### Source data ###

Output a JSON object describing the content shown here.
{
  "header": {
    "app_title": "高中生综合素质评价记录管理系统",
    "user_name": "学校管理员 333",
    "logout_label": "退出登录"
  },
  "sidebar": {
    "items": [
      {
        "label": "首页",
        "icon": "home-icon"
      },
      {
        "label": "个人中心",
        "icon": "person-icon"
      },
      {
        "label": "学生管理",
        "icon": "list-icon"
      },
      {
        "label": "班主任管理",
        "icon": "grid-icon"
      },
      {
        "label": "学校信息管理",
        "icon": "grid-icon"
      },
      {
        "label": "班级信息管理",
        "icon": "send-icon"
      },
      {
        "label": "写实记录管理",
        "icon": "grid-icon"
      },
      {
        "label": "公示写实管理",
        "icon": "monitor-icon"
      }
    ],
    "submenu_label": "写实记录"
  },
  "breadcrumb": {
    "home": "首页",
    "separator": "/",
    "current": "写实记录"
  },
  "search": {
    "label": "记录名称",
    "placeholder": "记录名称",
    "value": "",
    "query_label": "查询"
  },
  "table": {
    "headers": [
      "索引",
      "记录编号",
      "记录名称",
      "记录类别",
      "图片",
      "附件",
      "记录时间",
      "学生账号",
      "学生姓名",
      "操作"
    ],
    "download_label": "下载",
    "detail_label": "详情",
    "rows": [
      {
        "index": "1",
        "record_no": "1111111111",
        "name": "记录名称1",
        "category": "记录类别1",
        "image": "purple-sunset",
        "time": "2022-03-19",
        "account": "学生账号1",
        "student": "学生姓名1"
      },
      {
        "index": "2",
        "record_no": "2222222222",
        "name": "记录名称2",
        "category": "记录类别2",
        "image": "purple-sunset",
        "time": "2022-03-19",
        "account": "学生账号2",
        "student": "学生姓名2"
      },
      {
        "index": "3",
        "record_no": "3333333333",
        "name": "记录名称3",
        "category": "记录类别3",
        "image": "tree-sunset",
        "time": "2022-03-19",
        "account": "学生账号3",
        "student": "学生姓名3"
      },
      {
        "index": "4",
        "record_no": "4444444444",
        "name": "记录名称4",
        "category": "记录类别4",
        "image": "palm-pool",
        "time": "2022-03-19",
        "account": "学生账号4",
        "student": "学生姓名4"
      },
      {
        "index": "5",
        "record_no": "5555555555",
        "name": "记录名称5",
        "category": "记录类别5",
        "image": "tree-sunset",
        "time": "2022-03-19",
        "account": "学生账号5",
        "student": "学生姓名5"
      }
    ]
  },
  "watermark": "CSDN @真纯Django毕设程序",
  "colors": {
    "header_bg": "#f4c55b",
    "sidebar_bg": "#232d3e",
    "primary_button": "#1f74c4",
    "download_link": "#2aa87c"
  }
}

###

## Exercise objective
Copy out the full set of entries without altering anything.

## Output below
Output a JSON object describing the content shown here.
{
  "header": {
    "app_title": "高中生综合素质评价记录管理系统",
    "user_name": "学校管理员 333",
    "logout_label": "退出登录"
  },
  "sidebar": {
    "items": [
      {
        "label": "首页",
        "icon": "home-icon"
      },
      {
        "label": "个人中心",
        "icon": "person-icon"
      },
      {
        "label": "学生管理",
        "icon": "list-icon"
      },
      {
        "label": "班主任管理",
        "icon": "grid-icon"
      },
      {
        "label": "学校信息管理",
        "icon": "grid-icon"
      },
      {
        "label": "班级信息管理",
        "icon": "send-icon"
      },
      {
        "label": "写实记录管理",
        "icon": "grid-icon"
      },
      {
        "label": "公示写实管理",
        "icon": "monitor-icon"
      }
    ],
    "submenu_label": "写实记录"
  },
  "breadcrumb": {
    "home": "首页",
    "separator": "/",
    "current": "写实记录"
  },
  "search": {
    "label": "记录名称",
    "placeholder": "记录名称",
    "value": "",
    "query_label": "查询"
  },
  "table": {
    "headers": [
      "索引",
      "记录编号",
      "记录名称",
      "记录类别",
      "图片",
      "附件",
      "记录时间",
      "学生账号",
      "学生姓名",
      "操作"
    ],
    "download_label": "下载",
    "detail_label": "详情",
    "rows": [
      {
        "index": "1",
        "record_no": "1111111111",
        "name": "记录名称1",
        "category": "记录类别1",
        "image": "purple-sunset",
        "time": "2022-03-19",
        "account": "学生账号1",
        "student": "学生姓名1"
      },
      {
        "index": "2",
        "record_no": "2222222222",
        "name": "记录名称2",
        "category": "记录类别2",
        "image": "purple-sunset",
        "time": "2022-03-19",
        "account": "学生账号2",
        "student": "学生姓名2"
      },
      {
        "index": "3",
        "record_no": "3333333333",
        "name": "记录名称3",
        "category": "记录类别3",
        "image": "tree-sunset",
        "time": "2022-03-19",
        "account": "学生账号3",
        "student": "学生姓名3"
      },
      {
        "index": "4",
        "record_no": "4444444444",
        "name": "记录名称4",
        "category": "记录类别4",
        "image": "palm-pool",
        "time": "2022-03-19",
        "account": "学生账号4",
        "student": "学生姓名4"
      },
      {
        "index": "5",
        "record_no": "5555555555",
        "name": "记录名称5",
        "category": "记录类别5",
        "image": "tree-sunset",
        "time": "2022-03-19",
        "account": "学生账号5",
        "student": "学生姓名5"
      }
    ]
  },
  "watermark": "CSDN @真纯Django毕设程序",
  "colors": {
    "header_bg": "#f4c55b",
    "sidebar_bg": "#232d3e",
    "primary_button": "#1f74c4",
    "download_link": "#2aa87c"
  }
}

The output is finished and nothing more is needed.